• SOURCE INFORMATION
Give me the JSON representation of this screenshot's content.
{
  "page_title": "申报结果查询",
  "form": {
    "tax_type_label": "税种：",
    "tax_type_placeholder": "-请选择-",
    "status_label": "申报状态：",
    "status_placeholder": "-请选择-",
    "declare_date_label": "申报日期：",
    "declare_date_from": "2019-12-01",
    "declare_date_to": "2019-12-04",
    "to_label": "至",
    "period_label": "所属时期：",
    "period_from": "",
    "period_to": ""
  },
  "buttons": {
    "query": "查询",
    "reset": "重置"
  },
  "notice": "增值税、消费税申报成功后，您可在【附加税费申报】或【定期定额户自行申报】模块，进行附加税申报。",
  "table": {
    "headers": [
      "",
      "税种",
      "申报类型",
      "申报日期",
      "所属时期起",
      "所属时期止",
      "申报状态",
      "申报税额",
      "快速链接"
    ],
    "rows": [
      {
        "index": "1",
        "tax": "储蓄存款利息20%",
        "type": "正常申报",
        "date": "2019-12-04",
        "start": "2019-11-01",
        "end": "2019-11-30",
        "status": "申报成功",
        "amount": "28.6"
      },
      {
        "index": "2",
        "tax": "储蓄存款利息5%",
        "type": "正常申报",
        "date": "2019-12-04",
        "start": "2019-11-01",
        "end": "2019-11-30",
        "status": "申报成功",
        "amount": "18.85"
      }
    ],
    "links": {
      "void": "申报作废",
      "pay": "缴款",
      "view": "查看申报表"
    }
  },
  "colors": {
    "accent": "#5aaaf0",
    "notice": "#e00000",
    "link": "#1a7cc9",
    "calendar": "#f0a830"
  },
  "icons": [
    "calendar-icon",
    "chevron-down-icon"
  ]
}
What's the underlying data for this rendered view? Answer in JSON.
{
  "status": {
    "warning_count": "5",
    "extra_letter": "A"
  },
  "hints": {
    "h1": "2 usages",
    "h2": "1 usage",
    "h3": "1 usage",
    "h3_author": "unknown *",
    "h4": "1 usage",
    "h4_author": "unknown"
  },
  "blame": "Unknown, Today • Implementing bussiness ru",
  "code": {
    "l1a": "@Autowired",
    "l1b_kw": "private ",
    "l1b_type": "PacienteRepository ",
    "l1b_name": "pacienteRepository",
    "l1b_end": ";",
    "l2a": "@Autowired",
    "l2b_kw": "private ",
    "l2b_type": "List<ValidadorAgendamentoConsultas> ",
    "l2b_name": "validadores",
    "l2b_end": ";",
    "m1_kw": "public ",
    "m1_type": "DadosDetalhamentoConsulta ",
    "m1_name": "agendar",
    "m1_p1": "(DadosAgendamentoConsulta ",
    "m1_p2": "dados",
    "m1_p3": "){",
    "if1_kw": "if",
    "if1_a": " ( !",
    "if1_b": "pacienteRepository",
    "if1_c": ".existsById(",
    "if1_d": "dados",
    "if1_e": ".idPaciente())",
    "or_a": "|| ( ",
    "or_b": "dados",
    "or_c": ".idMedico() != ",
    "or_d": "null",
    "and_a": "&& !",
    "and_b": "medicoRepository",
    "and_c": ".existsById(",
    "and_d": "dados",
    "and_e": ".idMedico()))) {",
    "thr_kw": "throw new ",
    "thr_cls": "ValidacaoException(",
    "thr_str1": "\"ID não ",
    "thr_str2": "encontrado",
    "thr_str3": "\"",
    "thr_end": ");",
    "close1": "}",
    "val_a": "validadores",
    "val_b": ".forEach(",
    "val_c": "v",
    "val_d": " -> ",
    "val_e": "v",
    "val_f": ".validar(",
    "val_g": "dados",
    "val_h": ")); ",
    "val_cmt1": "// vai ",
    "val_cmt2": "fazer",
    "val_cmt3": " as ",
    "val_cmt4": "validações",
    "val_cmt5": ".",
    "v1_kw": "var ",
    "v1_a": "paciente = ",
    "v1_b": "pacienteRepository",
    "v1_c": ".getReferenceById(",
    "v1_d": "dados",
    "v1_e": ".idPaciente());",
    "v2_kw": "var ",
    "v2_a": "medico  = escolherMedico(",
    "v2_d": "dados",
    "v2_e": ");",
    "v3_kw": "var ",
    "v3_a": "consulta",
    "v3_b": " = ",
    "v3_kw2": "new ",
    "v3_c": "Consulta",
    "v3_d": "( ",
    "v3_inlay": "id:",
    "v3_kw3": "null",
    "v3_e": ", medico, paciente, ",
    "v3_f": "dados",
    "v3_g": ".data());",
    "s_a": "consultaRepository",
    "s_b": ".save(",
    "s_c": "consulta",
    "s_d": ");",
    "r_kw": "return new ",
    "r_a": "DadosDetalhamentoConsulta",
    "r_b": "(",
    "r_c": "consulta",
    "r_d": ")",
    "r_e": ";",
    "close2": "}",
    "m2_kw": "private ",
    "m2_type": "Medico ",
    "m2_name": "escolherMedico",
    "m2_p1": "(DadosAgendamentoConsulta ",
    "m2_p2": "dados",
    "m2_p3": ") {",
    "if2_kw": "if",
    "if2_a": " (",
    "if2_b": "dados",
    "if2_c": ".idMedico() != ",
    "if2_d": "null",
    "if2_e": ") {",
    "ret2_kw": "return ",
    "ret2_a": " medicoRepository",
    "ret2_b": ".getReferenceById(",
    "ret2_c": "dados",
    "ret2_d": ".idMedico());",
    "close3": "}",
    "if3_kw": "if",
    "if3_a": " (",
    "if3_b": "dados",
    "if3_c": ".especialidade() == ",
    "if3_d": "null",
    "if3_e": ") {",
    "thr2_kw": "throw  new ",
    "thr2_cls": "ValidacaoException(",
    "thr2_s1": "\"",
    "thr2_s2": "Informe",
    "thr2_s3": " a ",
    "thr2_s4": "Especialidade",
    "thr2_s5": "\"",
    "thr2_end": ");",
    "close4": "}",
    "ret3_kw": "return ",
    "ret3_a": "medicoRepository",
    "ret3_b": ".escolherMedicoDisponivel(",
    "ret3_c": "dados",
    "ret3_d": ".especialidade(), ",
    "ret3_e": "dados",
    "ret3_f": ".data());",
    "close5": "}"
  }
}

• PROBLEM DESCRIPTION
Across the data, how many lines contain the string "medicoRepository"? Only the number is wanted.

• TASK SOLUTION
3